**ACTIVITY**
The following entries should be restated word for word, pictures excluded.

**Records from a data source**
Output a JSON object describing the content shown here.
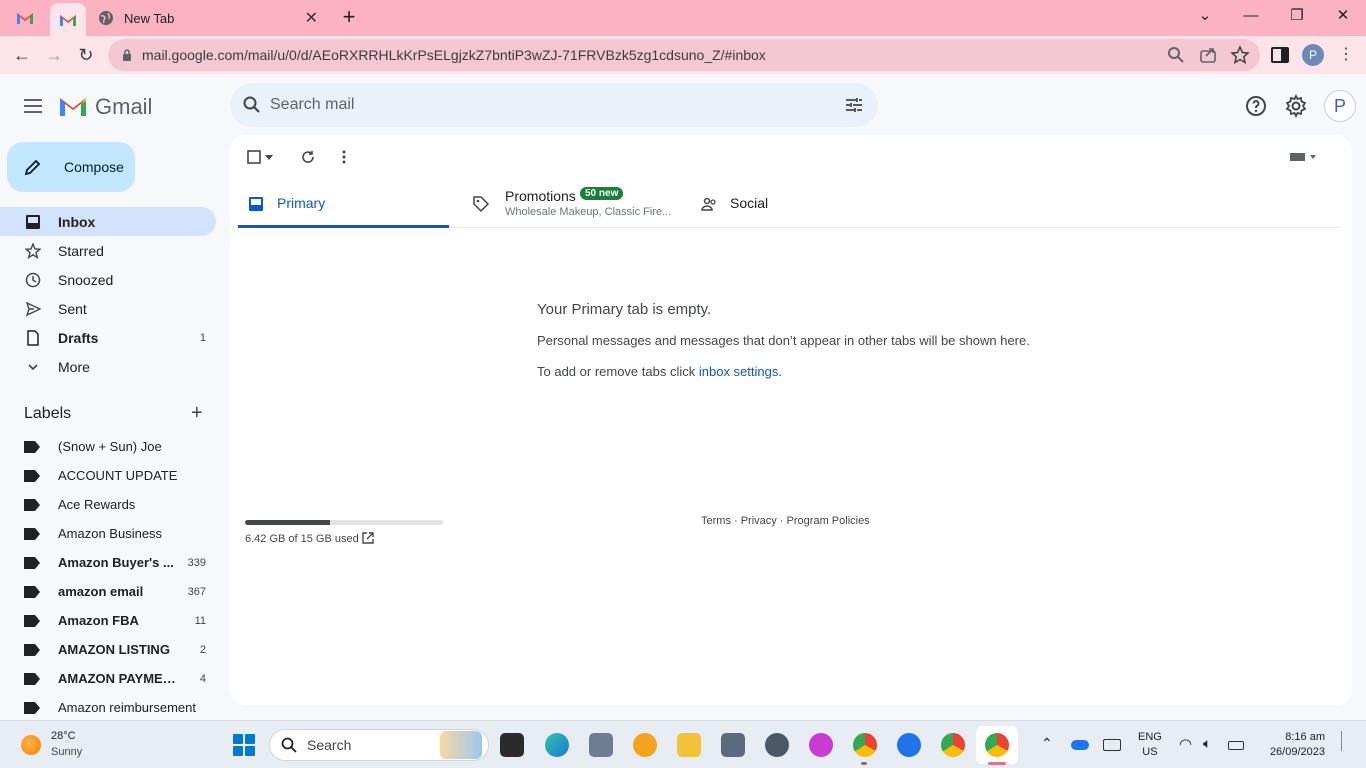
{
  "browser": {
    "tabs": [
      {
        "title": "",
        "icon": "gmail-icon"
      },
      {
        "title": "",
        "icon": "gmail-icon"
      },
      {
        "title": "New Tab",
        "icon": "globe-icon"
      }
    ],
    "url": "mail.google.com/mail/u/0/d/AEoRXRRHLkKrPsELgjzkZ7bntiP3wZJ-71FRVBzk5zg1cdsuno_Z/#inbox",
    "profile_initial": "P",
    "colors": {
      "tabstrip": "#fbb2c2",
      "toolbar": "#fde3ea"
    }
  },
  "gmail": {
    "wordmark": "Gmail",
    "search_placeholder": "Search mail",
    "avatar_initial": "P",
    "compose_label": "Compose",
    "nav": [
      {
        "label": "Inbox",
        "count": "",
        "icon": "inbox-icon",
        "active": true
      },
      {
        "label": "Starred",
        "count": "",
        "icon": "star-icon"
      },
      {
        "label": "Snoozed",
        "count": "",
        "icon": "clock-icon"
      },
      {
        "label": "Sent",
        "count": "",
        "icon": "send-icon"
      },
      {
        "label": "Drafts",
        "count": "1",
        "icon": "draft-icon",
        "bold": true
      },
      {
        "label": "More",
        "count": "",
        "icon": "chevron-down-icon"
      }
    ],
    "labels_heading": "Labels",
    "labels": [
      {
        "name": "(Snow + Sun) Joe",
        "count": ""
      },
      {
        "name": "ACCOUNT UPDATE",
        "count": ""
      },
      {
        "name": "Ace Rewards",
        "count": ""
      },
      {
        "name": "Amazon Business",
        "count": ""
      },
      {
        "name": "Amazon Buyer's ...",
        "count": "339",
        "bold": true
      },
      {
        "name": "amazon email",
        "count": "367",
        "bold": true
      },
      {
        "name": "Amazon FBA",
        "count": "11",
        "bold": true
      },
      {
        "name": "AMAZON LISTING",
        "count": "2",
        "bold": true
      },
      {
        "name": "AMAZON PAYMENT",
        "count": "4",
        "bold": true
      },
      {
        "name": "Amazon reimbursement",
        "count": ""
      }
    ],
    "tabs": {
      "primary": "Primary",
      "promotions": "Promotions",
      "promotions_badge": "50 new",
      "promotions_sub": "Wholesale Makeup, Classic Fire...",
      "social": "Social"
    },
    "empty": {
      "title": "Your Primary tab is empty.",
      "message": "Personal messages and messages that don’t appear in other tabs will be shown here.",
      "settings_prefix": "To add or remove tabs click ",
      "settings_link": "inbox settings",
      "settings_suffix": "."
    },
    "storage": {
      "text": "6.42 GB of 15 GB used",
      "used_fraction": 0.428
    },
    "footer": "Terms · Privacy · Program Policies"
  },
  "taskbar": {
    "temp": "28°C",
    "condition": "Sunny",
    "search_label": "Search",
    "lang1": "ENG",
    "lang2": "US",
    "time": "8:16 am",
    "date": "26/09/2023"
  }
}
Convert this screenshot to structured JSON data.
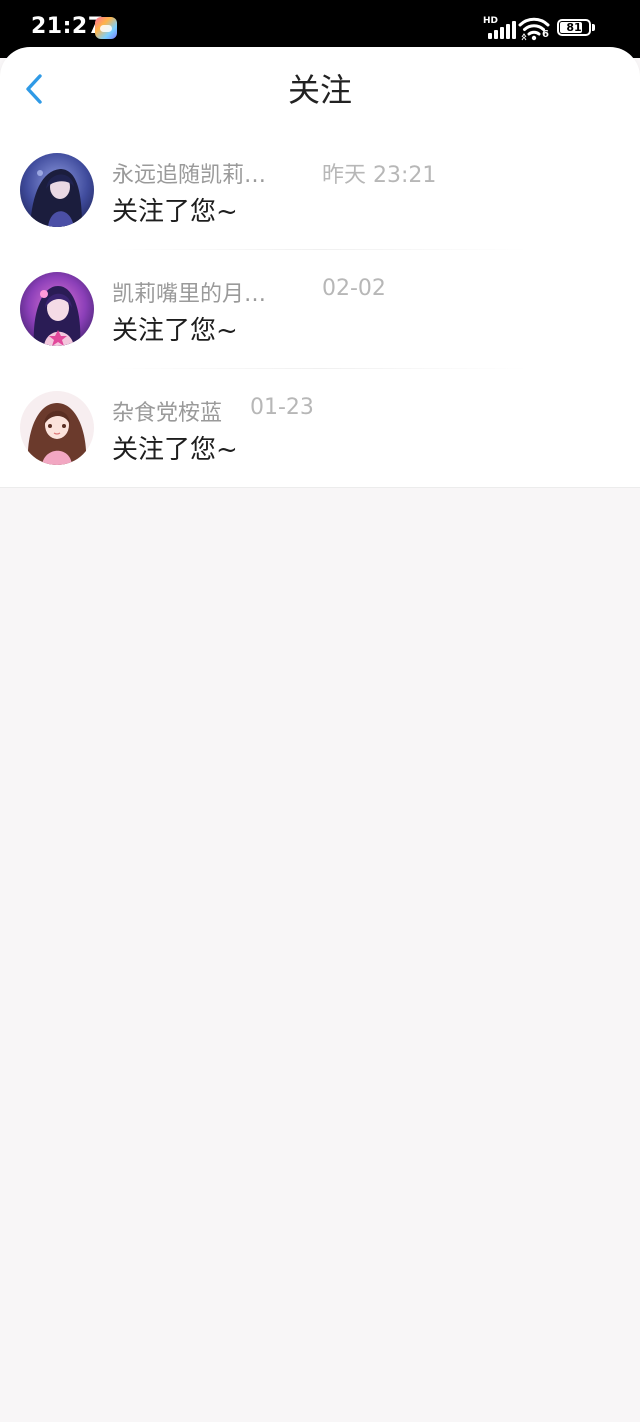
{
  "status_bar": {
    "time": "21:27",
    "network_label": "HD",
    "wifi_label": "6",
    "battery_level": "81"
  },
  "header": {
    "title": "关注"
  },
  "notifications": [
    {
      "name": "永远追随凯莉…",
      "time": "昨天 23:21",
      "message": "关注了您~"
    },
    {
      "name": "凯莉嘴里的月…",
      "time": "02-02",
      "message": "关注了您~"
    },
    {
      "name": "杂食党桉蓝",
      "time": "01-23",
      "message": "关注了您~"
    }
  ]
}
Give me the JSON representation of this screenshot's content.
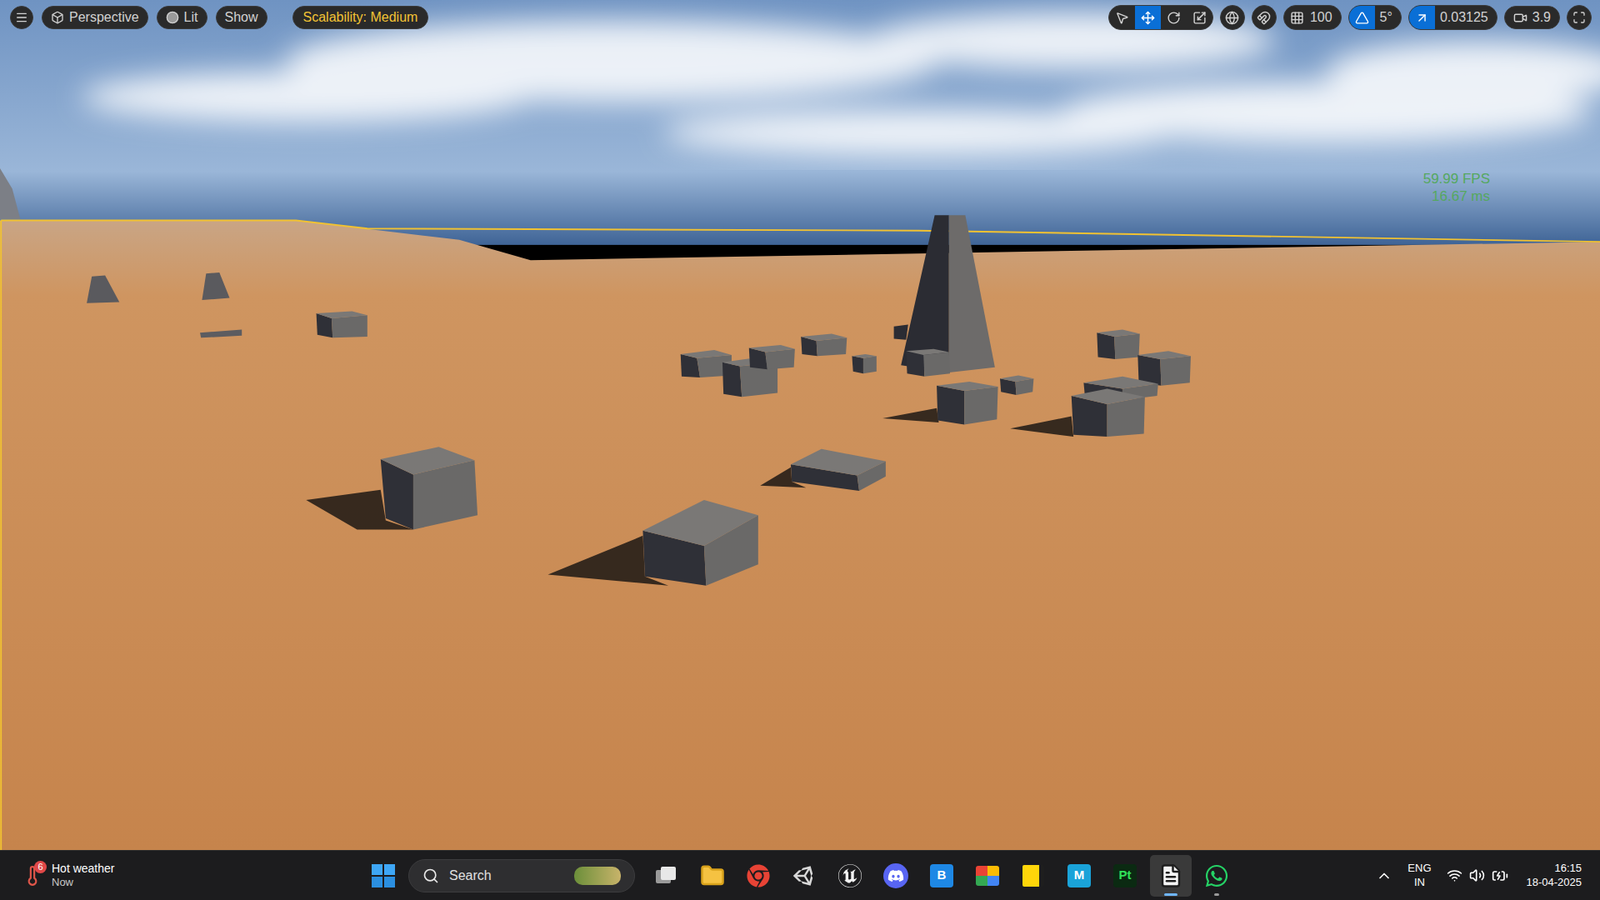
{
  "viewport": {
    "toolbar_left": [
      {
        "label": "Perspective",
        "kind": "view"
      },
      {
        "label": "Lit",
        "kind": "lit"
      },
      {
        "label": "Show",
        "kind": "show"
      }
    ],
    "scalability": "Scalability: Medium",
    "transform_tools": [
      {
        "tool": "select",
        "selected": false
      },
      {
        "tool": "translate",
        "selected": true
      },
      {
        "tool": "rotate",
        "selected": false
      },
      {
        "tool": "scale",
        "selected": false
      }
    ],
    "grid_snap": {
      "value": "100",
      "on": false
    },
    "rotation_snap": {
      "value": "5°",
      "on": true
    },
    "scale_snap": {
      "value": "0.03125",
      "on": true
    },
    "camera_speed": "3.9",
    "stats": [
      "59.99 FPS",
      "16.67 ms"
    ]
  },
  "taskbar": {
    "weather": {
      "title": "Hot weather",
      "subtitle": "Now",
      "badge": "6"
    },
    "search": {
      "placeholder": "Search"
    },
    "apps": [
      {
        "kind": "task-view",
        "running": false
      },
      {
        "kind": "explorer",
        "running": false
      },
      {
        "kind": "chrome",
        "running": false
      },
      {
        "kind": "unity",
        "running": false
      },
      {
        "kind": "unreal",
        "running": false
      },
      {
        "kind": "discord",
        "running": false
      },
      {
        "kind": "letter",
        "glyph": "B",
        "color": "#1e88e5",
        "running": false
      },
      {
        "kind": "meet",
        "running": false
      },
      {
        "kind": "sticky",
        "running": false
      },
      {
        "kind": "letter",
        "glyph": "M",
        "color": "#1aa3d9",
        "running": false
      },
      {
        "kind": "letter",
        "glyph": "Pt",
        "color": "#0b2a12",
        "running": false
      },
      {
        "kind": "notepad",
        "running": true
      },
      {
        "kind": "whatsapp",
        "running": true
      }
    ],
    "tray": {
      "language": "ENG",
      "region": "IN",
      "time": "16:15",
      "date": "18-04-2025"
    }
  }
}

**TASK OUTPUT**
Output a JSON object describing the content shown here.
{
  "browser": {
    "tabs": [
      {
        "title": "",
        "icon": "gmail-icon"
      },
      {
        "title": "",
        "icon": "gmail-icon"
      },
      {
        "title": "New Tab",
        "icon": "globe-icon"
      }
    ],
    "url": "mail.google.com/mail/u/0/d/AEoRXRRHLkKrPsELgjzkZ7bntiP3wZJ-71FRVBzk5zg1cdsuno_Z/#inbox",
    "profile_initial": "P",
    "colors": {
      "tabstrip": "#fbb2c2",
      "toolbar": "#fde3ea"
    }
  },
  "gmail": {
    "wordmark": "Gmail",
    "search_placeholder": "Search mail",
    "avatar_initial": "P",
    "compose_label": "Compose",
    "nav": [
      {
        "label": "Inbox",
        "count": "",
        "icon": "inbox-icon",
        "active": true
      },
      {
        "label": "Starred",
        "count": "",
        "icon": "star-icon"
      },
      {
        "label": "Snoozed",
        "count": "",
        "icon": "clock-icon"
      },
      {
        "label": "Sent",
        "count": "",
        "icon": "send-icon"
      },
      {
        "label": "Drafts",
        "count": "1",
        "icon": "draft-icon",
        "bold": true
      },
      {
        "label": "More",
        "count": "",
        "icon": "chevron-down-icon"
      }
    ],
    "labels_heading": "Labels",
    "labels": [
      {
        "name": "(Snow + Sun) Joe",
        "count": ""
      },
      {
        "name": "ACCOUNT UPDATE",
        "count": ""
      },
      {
        "name": "Ace Rewards",
        "count": ""
      },
      {
        "name": "Amazon Business",
        "count": ""
      },
      {
        "name": "Amazon Buyer's ...",
        "count": "339",
        "bold": true
      },
      {
        "name": "amazon email",
        "count": "367",
        "bold": true
      },
      {
        "name": "Amazon FBA",
        "count": "11",
        "bold": true
      },
      {
        "name": "AMAZON LISTING",
        "count": "2",
        "bold": true
      },
      {
        "name": "AMAZON PAYMENT",
        "count": "4",
        "bold": true
      },
      {
        "name": "Amazon reimbursement",
        "count": ""
      }
    ],
    "tabs": {
      "primary": "Primary",
      "promotions": "Promotions",
      "promotions_badge": "50 new",
      "promotions_sub": "Wholesale Makeup, Classic Fire...",
      "social": "Social"
    },
    "empty": {
      "title": "Your Primary tab is empty.",
      "message": "Personal messages and messages that don’t appear in other tabs will be shown here.",
      "settings_prefix": "To add or remove tabs click ",
      "settings_link": "inbox settings",
      "settings_suffix": "."
    },
    "storage": {
      "text": "6.42 GB of 15 GB used",
      "used_fraction": 0.428
    },
    "footer": "Terms · Privacy · Program Policies"
  },
  "taskbar": {
    "temp": "28°C",
    "condition": "Sunny",
    "search_label": "Search",
    "lang1": "ENG",
    "lang2": "US",
    "time": "8:16 am",
    "date": "26/09/2023"
  }
}
Convert this screenshot to structured JSON data.
{
  "status_bar": {
    "time": "21:27",
    "network_label": "HD",
    "wifi_label": "6",
    "battery_level": "81"
  },
  "header": {
    "title": "关注"
  },
  "notifications": [
    {
      "name": "永远追随凯莉…",
      "time": "昨天 23:21",
      "message": "关注了您~"
    },
    {
      "name": "凯莉嘴里的月…",
      "time": "02-02",
      "message": "关注了您~"
    },
    {
      "name": "杂食党桉蓝",
      "time": "01-23",
      "message": "关注了您~"
    }
  ]
}
Give me the JSON representation of this screenshot's content.
{
  "viewport": {
    "toolbar_left": [
      {
        "label": "Perspective",
        "kind": "view"
      },
      {
        "label": "Lit",
        "kind": "lit"
      },
      {
        "label": "Show",
        "kind": "show"
      }
    ],
    "scalability": "Scalability: Medium",
    "transform_tools": [
      {
        "tool": "select",
        "selected": false
      },
      {
        "tool": "translate",
        "selected": true
      },
      {
        "tool": "rotate",
        "selected": false
      },
      {
        "tool": "scale",
        "selected": false
      }
    ],
    "grid_snap": {
      "value": "100",
      "on": false
    },
    "rotation_snap": {
      "value": "5°",
      "on": true
    },
    "scale_snap": {
      "value": "0.03125",
      "on": true
    },
    "camera_speed": "3.9",
    "stats": [
      "59.99 FPS",
      "16.67 ms"
    ]
  },
  "taskbar": {
    "weather": {
      "title": "Hot weather",
      "subtitle": "Now",
      "badge": "6"
    },
    "search": {
      "placeholder": "Search"
    },
    "apps": [
      {
        "kind": "task-view",
        "running": false
      },
      {
        "kind": "explorer",
        "running": false
      },
      {
        "kind": "chrome",
        "running": false
      },
      {
        "kind": "unity",
        "running": false
      },
      {
        "kind": "unreal",
        "running": false
      },
      {
        "kind": "discord",
        "running": false
      },
      {
        "kind": "letter",
        "glyph": "B",
        "color": "#1e88e5",
        "running": false
      },
      {
        "kind": "meet",
        "running": false
      },
      {
        "kind": "sticky",
        "running": false
      },
      {
        "kind": "letter",
        "glyph": "M",
        "color": "#1aa3d9",
        "running": false
      },
      {
        "kind": "letter",
        "glyph": "Pt",
        "color": "#0b2a12",
        "running": false
      },
      {
        "kind": "notepad",
        "running": true
      },
      {
        "kind": "whatsapp",
        "running": true
      }
    ],
    "tray": {
      "language": "ENG",
      "region": "IN",
      "time": "16:15",
      "date": "18-04-2025"
    }
  }
}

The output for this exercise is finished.